“The… measures could be regarded as being ‘necessary in a democratic society'” the court ruled, saying that the Czech health policy was consistent with the “best interests” of children.
Our opinion: ** Is there an easier or quicker way of antagonising parents in the middle of a global viral pandemic than encouraging mandatory vaccinations? We can’t think of one. Expect severe blowback **
The Polish Ministry of Health reports 35,143 new infections and 443 deaths from coronavirus. That’s about 9,100 more infections than a week ago. There are 391,000 active infections.

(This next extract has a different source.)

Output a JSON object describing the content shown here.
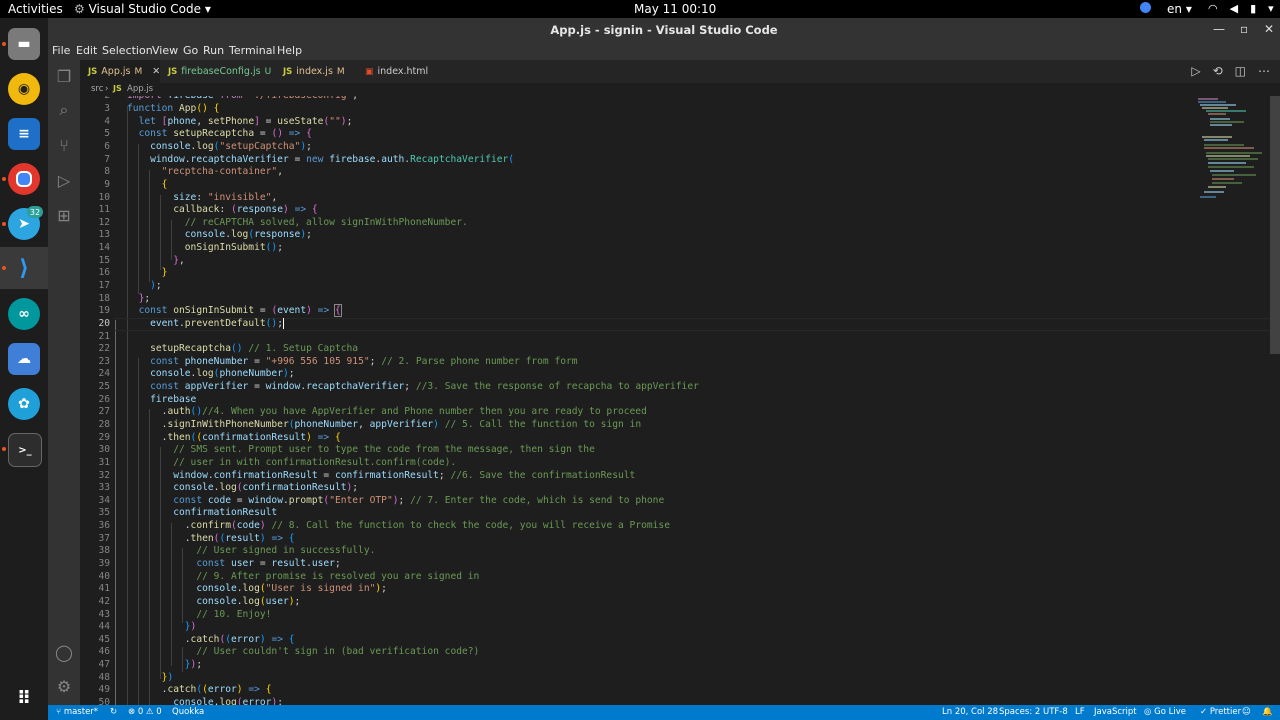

In Friday’s announcement, the Health ministry informs about 35,143 new cases of coronavirus from the following voivodeships: Mazowieckie (5264), Śląskie (5095), Wielkopolskie (4141), Dolnośląskie (2876), Małopolskie (2826), Pomeranian (2625), Kujawsko-Pomorskie (1940) , Łódź (1872), Podkarpackie (1716), West Pomeranian (1113), Lublin (1073), Warmian-Masurian (1067), Lubuskie (874), Świętokrzyskie (822), Opole (694), Podlasie (529). 616 infections are data without specifying an address, which will be completed by the sanitary inspection.
“Wheezing, chest or stomach pain, swelling or coldness in an arm or leg, severe headache or worsening or blurred vision after vaccination, persistent bleeding, small multiple bruises, reddish or purplish spots or blisters of blood under the skin” – if you have these symptoms after vaccination against Covid with AstraZeneca serum seek medical help immediately and report that you have recently been vaccinated.
European Medicines Agency (EMA), the corona vaccine from the manufacturer Astra-Zeneca can cause severe allergic reactions. Anaphylaxis and hypersensitivity reactions should be included in the list of possible side effects of the vaccine citing , the EMA said on Friday, several such cases in the UK.
The European Commission received the message from AstraZeneca on Thursday afternoon (11 March 2021). According to Sweden’s vaccination coordinator Richard Bergström, it is export restrictions and not production capacity that are behind it.
Astra Zeneca has really made an effort to find volumes to live up to the contract. 75 million doses would come from the United States, the United Kingdom and to some extent from India in the second quarter. Now we have just been told that we will not get rid of these doses, says Richard Bergström to TV4.
The USA and India, where AstraZeneca’s has production, have introduced export bans to ensure that they themselves get enough vaccine. The fact that the vaccine cannot be delivered from the UK has contractual reasons.
The Polish health minister has said mink on a farm in north-western Poland will be culled after the SARS-Cov-2 virus was detected.
It is the first time the virus has been found in mink on Polish fur farms.
Adam Niedzielski said that sanitary officers are also checking the health of the farm’s owner and its employees.
The ministry wrote in a Sunday press release that the country’s veterinary inspectorate had taken steps to seal off a farm in the county of Kartuzy. “Administrative measures to eliminate animals” were also initiated, the statement read.
There have now been more than 60,000,000 confirmed coronavirus infections globally and the infection rate is still increasing.